Exercise prompt:
A line belongs in the answer only if it contains the word "JSON"; copy every such line from the listing below.

Task data:

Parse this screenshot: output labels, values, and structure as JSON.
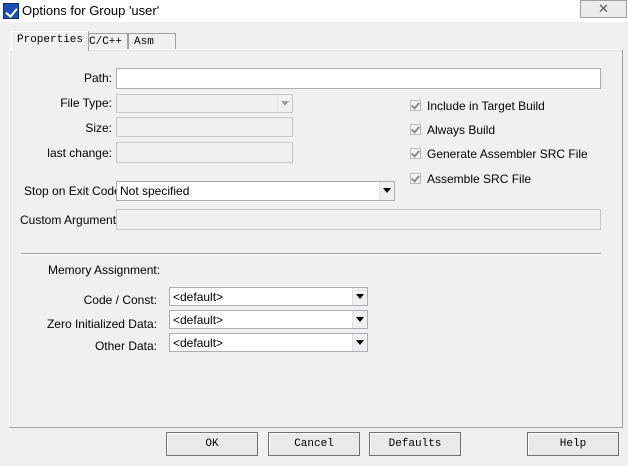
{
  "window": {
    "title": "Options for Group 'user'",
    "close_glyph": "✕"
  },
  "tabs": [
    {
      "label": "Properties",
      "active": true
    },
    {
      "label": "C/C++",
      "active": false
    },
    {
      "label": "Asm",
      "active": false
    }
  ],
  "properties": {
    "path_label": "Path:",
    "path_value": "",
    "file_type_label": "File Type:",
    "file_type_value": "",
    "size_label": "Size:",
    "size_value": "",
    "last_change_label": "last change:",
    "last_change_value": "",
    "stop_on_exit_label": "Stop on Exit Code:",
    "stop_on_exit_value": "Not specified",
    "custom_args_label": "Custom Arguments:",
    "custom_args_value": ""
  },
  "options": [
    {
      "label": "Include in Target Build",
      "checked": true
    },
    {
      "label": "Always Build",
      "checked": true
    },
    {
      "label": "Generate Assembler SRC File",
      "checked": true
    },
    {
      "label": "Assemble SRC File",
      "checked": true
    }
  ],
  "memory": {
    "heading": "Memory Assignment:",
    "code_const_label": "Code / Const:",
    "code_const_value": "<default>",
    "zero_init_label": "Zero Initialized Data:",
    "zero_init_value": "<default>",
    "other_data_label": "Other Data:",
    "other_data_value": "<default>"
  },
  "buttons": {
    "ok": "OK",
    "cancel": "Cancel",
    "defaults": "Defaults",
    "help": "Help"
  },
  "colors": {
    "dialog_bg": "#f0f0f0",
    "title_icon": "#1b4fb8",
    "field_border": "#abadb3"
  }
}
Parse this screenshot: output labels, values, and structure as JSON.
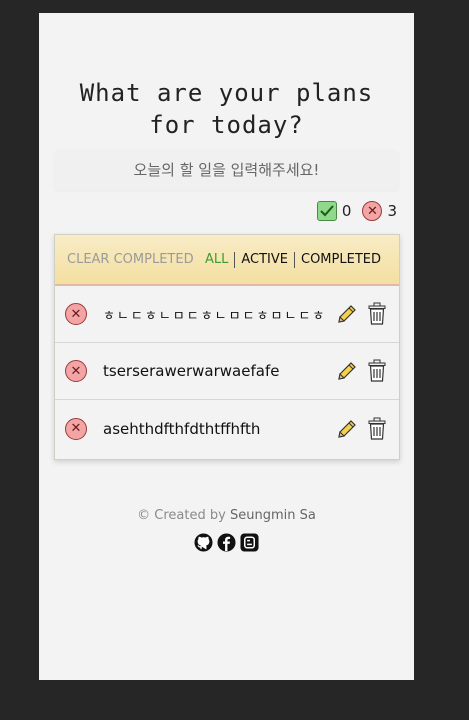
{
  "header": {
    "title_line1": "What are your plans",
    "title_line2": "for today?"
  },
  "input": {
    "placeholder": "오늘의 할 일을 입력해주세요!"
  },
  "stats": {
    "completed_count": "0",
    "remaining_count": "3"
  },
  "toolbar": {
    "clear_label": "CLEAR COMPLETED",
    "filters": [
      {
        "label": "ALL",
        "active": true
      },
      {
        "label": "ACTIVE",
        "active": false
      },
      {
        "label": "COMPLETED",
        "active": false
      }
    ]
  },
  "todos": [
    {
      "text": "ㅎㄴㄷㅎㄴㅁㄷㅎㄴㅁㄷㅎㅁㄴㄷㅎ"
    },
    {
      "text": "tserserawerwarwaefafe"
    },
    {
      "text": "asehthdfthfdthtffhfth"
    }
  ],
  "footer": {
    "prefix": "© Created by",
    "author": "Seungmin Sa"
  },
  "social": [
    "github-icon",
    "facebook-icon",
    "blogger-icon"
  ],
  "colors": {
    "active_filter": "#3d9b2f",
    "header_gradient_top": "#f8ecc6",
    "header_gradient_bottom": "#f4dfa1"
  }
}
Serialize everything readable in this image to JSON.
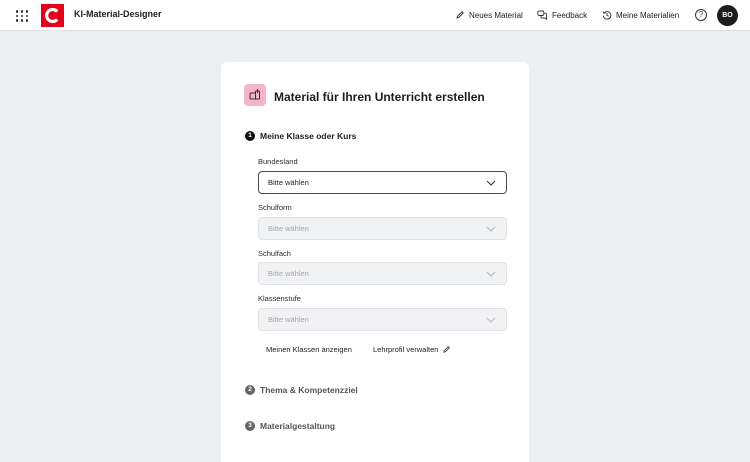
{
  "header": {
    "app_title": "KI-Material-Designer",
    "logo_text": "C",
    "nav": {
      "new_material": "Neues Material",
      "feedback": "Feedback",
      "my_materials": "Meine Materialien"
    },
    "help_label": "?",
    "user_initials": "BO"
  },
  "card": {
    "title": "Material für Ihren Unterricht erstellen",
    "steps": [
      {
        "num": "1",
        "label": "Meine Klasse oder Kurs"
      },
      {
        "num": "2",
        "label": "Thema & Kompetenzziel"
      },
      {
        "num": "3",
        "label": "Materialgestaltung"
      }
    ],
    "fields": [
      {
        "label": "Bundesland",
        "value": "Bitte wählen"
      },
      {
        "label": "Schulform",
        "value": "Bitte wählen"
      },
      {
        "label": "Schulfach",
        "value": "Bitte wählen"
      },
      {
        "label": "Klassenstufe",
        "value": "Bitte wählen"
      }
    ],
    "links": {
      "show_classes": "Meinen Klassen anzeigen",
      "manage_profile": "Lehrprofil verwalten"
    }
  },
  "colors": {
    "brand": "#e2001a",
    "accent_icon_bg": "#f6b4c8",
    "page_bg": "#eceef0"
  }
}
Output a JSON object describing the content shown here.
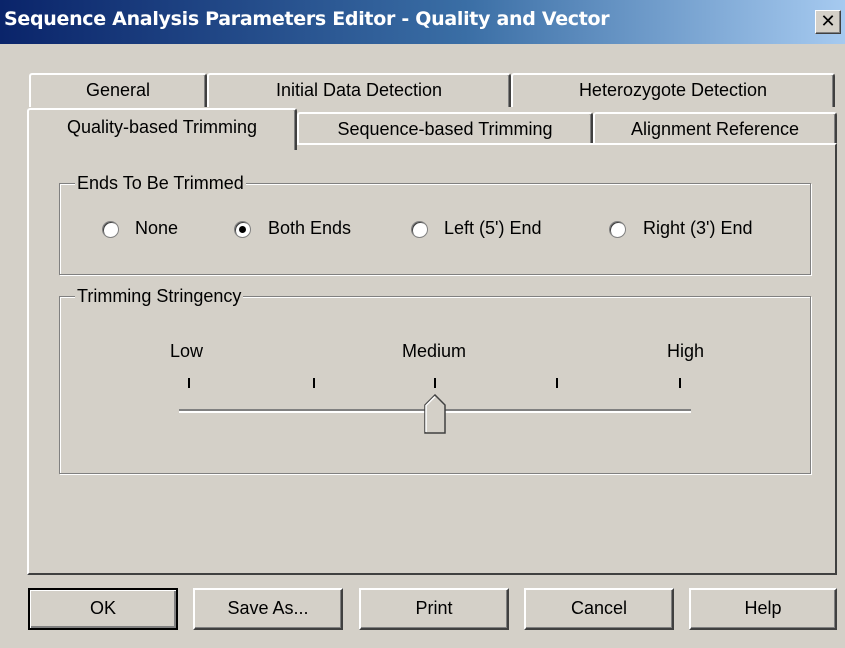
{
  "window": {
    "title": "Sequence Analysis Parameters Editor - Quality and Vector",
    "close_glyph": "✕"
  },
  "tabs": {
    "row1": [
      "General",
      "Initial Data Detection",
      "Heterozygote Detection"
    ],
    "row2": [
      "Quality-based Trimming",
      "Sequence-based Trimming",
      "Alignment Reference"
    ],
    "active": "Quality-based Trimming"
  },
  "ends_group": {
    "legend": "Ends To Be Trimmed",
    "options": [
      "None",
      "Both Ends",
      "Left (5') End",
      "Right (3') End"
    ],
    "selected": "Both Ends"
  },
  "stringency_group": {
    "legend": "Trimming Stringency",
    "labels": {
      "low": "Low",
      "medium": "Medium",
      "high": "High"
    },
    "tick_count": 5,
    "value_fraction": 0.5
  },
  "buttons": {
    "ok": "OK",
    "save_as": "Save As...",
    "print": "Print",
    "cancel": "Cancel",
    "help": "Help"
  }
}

Written answer:
Parse this screenshot: output labels, values, and structure as JSON.
Parse this screenshot: output labels, values, and structure as JSON.
Serialize everything readable in this image to JSON.
Output a JSON object describing the content shown here.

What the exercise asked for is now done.